  1. I have never tried miliput before and didn't realise that is was a two part epoxy product.

    Now I have to try it, I won't have to risk baking silcone molds or try and de-mold un-baked polymer clay.


    1. Yes Kim, it's a great product, I discovered it last year. It's a great clay to use in combination with things you definately cannot bake, like plastics or electronics. It makes the cases in which to use clay a lot broader. Have fun with the Milliput (remember, this has a shelflife of 1-2 years, just like the two-componants moldstuff approx. 1 year)

  2. Thank you so much Monique for sharing this. I have recently joined your blog and I am really enjoying having a look through at all your tutorials. You are a very talented lady and I appreciate very much you sharing your knowledge.

    Kind regards,

    Fi x

    1. Hi Fi, so nice of you to join me, it's great to have you! Thank you for your compliments and I like to read that you enjoy the tutorials, my own and the ones from others smart &/or innovated thinking I'm just sharing ;)

  3. Thank you for your very detailed tutorials. I love to learn new methods. Thanks for showing how.
    If one day, should want to show how to make perfume plastic bottles, I'd love it, I can not figure out how to make them.


    1. You're welcome Wyrna! Perfume plastic bottles, well I can help you with that right away. I remembered I had bookmarked one once, and it's Lisa from Englers Miniatures who has a tutorial on that: http://www.englerminiatures.com/tutorials/perf_intro.html

  4. Ciao ...!!! Sono una tua nuova amica ...mi sono iscritta come follower :) ...!!! I tuoi tutorial sono fantastici ..!!! Ti seguo con ammirazione ..!!!
    Sei bravissima ..!!! Vieni a trovarmi quando vuoi ..!!!
    Buon fine settimana ..!!! :)
    Con affetto

    1. I am really shocked and happy because i've found your great blog.
      Good tips and a wonderful work . Congratulations!.

    2. Grazie per la vostra risposta entusiasta ELVIRA, e ti ho chiamato per questo benvenuto come nuovo follower!

      MARA, I'm flattered by your big compliment.. thank you! Welcome as my new follower and I hope I can shock you some more in the future :)

  5. Replies
    1. yes I like them a lot too! The one I made a mold from and a duplicate with is a scrapbook ornament, or did I mention that already? ;)

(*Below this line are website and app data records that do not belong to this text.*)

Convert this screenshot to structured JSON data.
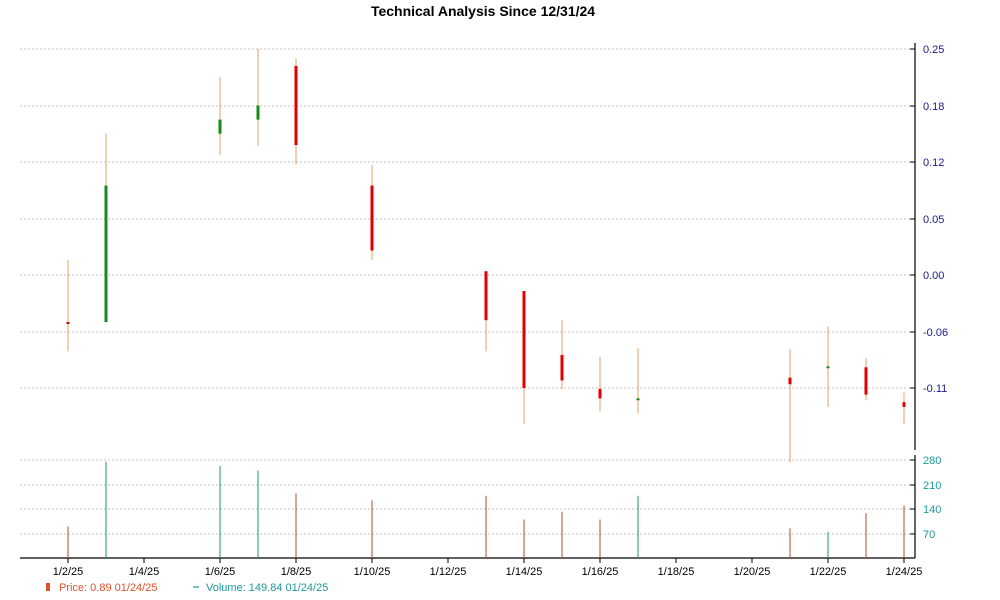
{
  "chart_data": {
    "type": "candlestick",
    "title": "Technical Analysis Since 12/31/24",
    "price_axis": {
      "ticks": [
        "0.25",
        "0.18",
        "0.12",
        "0.05",
        "0.00",
        "-0.06",
        "-0.11"
      ],
      "ylim": [
        -0.25,
        0.25
      ]
    },
    "volume_axis": {
      "ticks": [
        "280",
        "210",
        "140",
        "70"
      ],
      "ylim": [
        0,
        280
      ]
    },
    "x_ticks": [
      "1/2/25",
      "1/4/25",
      "1/6/25",
      "1/8/25",
      "1/10/25",
      "1/12/25",
      "1/14/25",
      "1/16/25",
      "1/18/25",
      "1/20/25",
      "1/22/25",
      "1/24/25"
    ],
    "candles": [
      {
        "date": "1/2/25",
        "open": -0.04,
        "high": 0.026,
        "low": -0.071,
        "close": -0.042,
        "volume": 90
      },
      {
        "date": "1/3/25",
        "open": -0.04,
        "high": 0.16,
        "low": -0.04,
        "close": 0.105,
        "volume": 275
      },
      {
        "date": "1/6/25",
        "open": 0.16,
        "high": 0.22,
        "low": 0.137,
        "close": 0.175,
        "volume": 262
      },
      {
        "date": "1/7/25",
        "open": 0.175,
        "high": 0.25,
        "low": 0.147,
        "close": 0.19,
        "volume": 250
      },
      {
        "date": "1/8/25",
        "open": 0.232,
        "high": 0.24,
        "low": 0.127,
        "close": 0.148,
        "volume": 185
      },
      {
        "date": "1/10/25",
        "open": 0.105,
        "high": 0.127,
        "low": 0.026,
        "close": 0.036,
        "volume": 165
      },
      {
        "date": "1/13/25",
        "open": 0.014,
        "high": 0.014,
        "low": -0.071,
        "close": -0.038,
        "volume": 178
      },
      {
        "date": "1/14/25",
        "open": -0.007,
        "high": -0.007,
        "low": -0.148,
        "close": -0.11,
        "volume": 110
      },
      {
        "date": "1/15/25",
        "open": -0.075,
        "high": -0.038,
        "low": -0.111,
        "close": -0.102,
        "volume": 132
      },
      {
        "date": "1/16/25",
        "open": -0.111,
        "high": -0.077,
        "low": -0.135,
        "close": -0.121,
        "volume": 110
      },
      {
        "date": "1/17/25",
        "open": -0.122,
        "high": -0.068,
        "low": -0.137,
        "close": -0.122,
        "volume": 178
      },
      {
        "date": "1/21/25",
        "open": -0.099,
        "high": -0.069,
        "low": -0.189,
        "close": -0.106,
        "volume": 85
      },
      {
        "date": "1/22/25",
        "open": -0.088,
        "high": -0.045,
        "low": -0.13,
        "close": -0.088,
        "volume": 75
      },
      {
        "date": "1/23/25",
        "open": -0.088,
        "high": -0.078,
        "low": -0.123,
        "close": -0.117,
        "volume": 128
      },
      {
        "date": "1/24/25",
        "open": -0.125,
        "high": -0.115,
        "low": -0.148,
        "close": -0.13,
        "volume": 149.84
      }
    ],
    "legend": {
      "price_label": "Price: 0.89  01/24/25",
      "volume_label": "Volume: 149.84  01/24/25"
    },
    "colors": {
      "up": "#1a8a1a",
      "down": "#e00000",
      "wick": "#e0a060",
      "vol_up": "#1a9a5a",
      "vol_down": "#c0442a",
      "grid": "#b0b0b0"
    }
  }
}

  6. Habe beim Stöbern Deinen Klasse Blog gefunden! Dankeschön, für so tolle, detailierte Tutorials....
    Liebe Grüße Mokiba

    1. Herzlich Wilkommen auf meiner Blog Mokiba. Und Ich freue mich dass Sie so froh sind mit der Tutorials :)